  • Privilege local and responsible consumption. In view of all the points developed, you will understand that beyond the ecological impact, the consumption of meat from animals raised intensively, doped with hormones and antibiotics, eating themselves large quantities cereals resulting from a monoculture full of pesticides or fodder, whose nutritional value must be questioned, particularly because of the consequence of these forages on the lipid profile of meat, deserves a real reflection.

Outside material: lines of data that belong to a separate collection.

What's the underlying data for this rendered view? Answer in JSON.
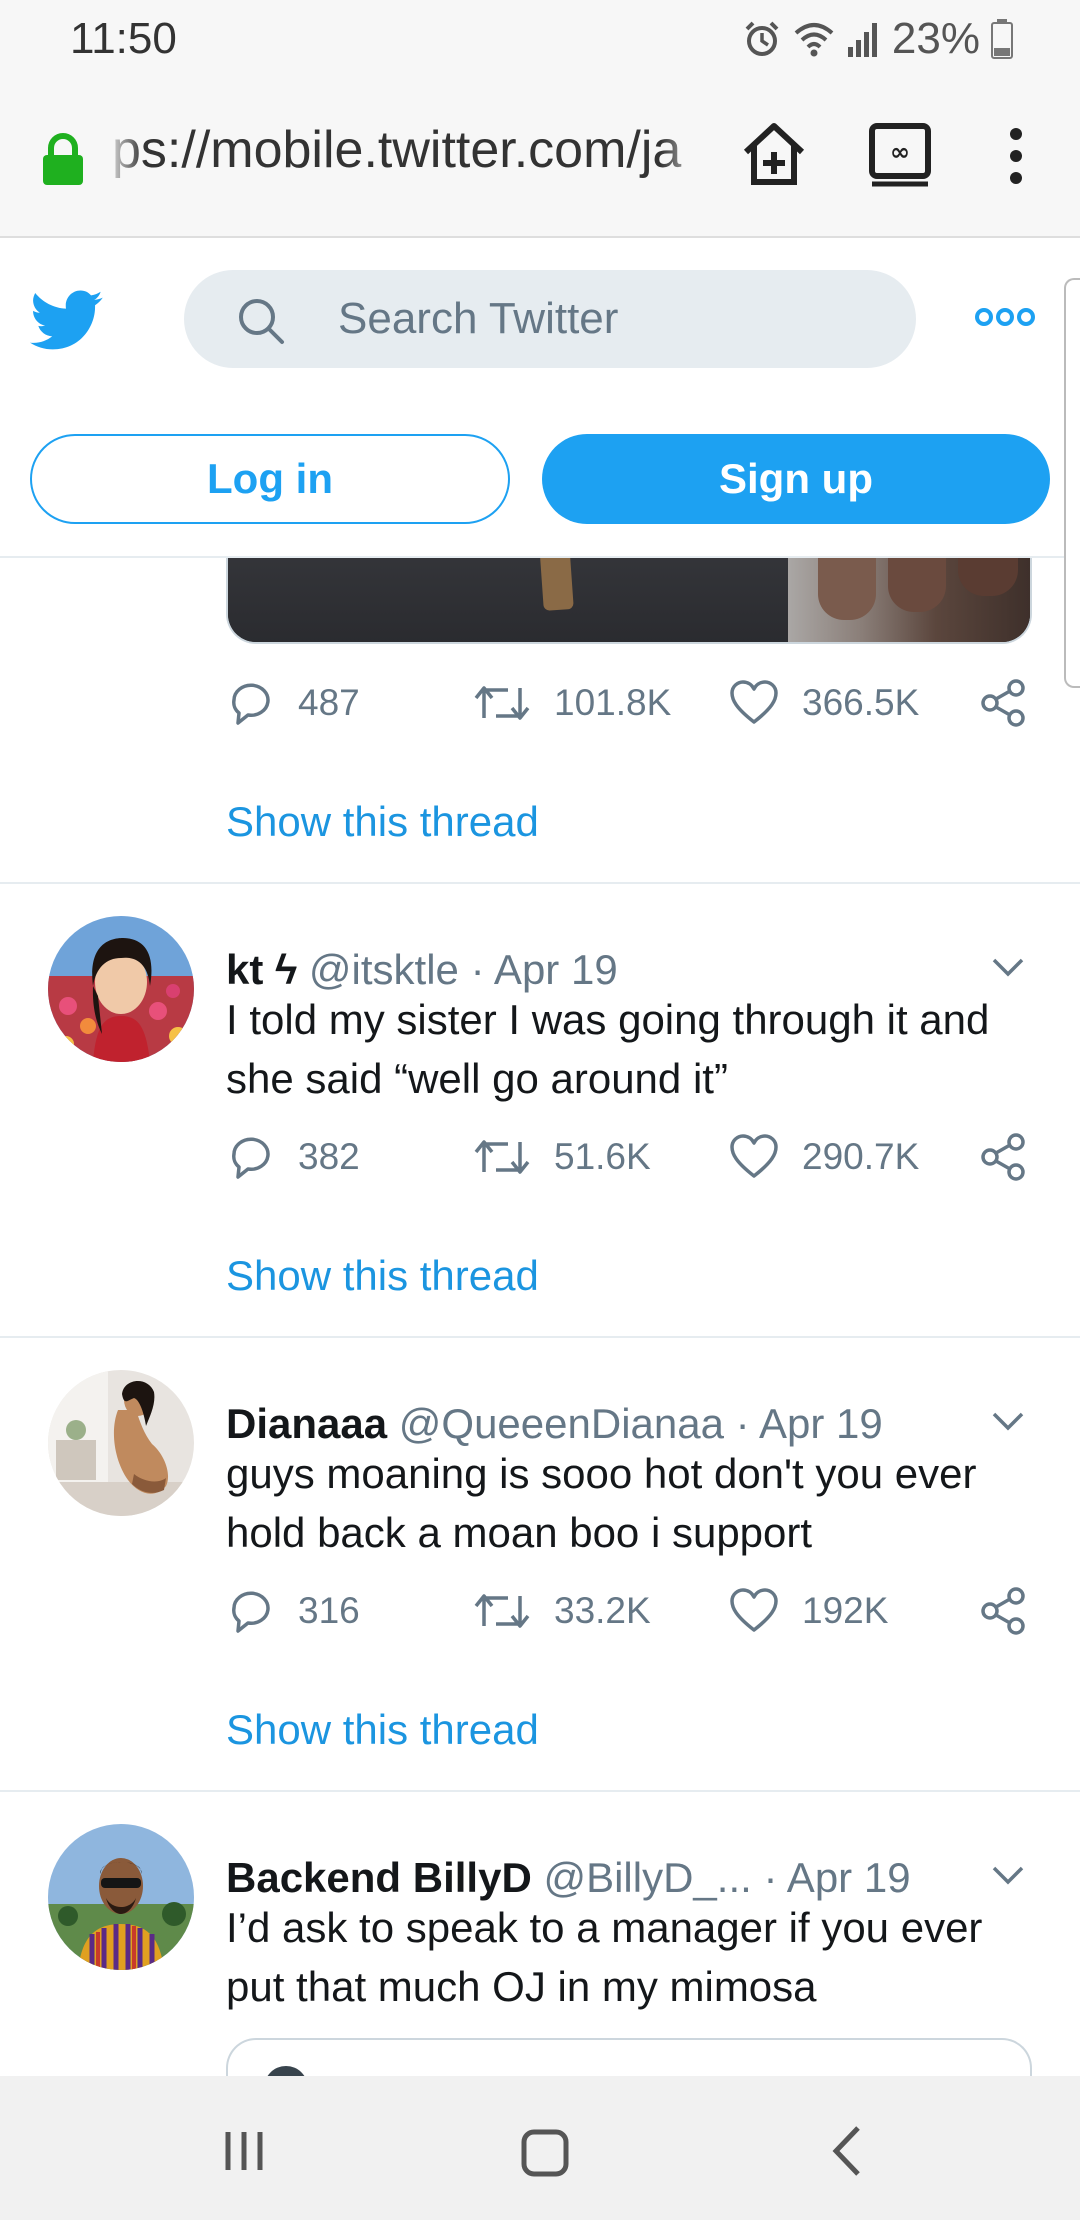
{
  "status_bar": {
    "time": "11:50",
    "battery": "23%",
    "icons": [
      "alarm-icon",
      "wifi-icon",
      "signal-icon",
      "battery-icon"
    ]
  },
  "browser": {
    "url": "ps://mobile.twitter.com/ja",
    "icons": [
      "lock-icon",
      "home-plus-icon",
      "tabs-icon",
      "menu-icon"
    ]
  },
  "header": {
    "search_placeholder": "Search Twitter",
    "login_label": "Log in",
    "signup_label": "Sign up"
  },
  "colors": {
    "brand": "#1da1f2",
    "link": "#1b95e0",
    "secondary_text": "#657786"
  },
  "feed": {
    "first_tweet": {
      "replies": "487",
      "retweets": "101.8K",
      "likes": "366.5K",
      "thread_link": "Show this thread"
    },
    "tweets": [
      {
        "name": "kt ϟ",
        "handle": "@itsktle",
        "date": "· Apr 19",
        "text": "I told my sister I was going through it and she said “well go around it”",
        "replies": "382",
        "retweets": "51.6K",
        "likes": "290.7K",
        "thread_link": "Show this thread"
      },
      {
        "name": "Dianaaa",
        "handle": "@QueeenDianaa",
        "date": "· Apr 19",
        "text": "guys moaning is sooo hot don't you ever hold back a moan boo i support",
        "replies": "316",
        "retweets": "33.2K",
        "likes": "192K",
        "thread_link": "Show this thread"
      },
      {
        "name": "Backend BillyD",
        "handle": "@BillyD_...",
        "date": "· Apr 19",
        "text": "I’d ask to speak to a manager if you ever put that much OJ in my mimosa"
      }
    ]
  }
}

  • The stakes around the consumption of animal proteins also concern, and above all, the way of breeding and cultivation. To answer the logic of the yield of the last fifty years, the main answer was to privilege the cultures and intensive breeding. However, there are alternative methods such as permaculture, making some evidence of profitability to pale conventional methods and providing mainly a comprehensive response, respectful of the ecosystem.

 

I regularly get the chance to collaborate on local agriculture and livestock projects that offer great alternative solutions, social, economic, environmental or nutritional. There are many alternative projects, constructive and non-dogmatic, proven and just waiting to grow. To hear that farmers or ranchers do not dare to eat their own production in terms of the way animals are raised is unacceptable and reflects the urgent need to reconsider with much more respect what we put on our plates, for our health and for everyone. It is not a question of completely eliminating animal proteins, such an initiative coming first and foremost from personal choices or even convictions, but to become aware of the importance of our individual food choices on our health and on their collective consequences. Reducing the share of animal protein among high consumers to products from a short and local sector, while giving pride of place to vegetable proteins, can only be beneficial for everyone at all levels. Which does not mean that you have to ban the ribs between friends. But after all that, who will dare to post this article in a gym …? for all and at all levels. Which does not mean that you have to ban the ribs between friends. But after all that, who will dare to post this article in a gym …? for all and at all levels. Which does not mean that you have to ban the ribs between friends. But after all that, who will dare to post this article in a gym …?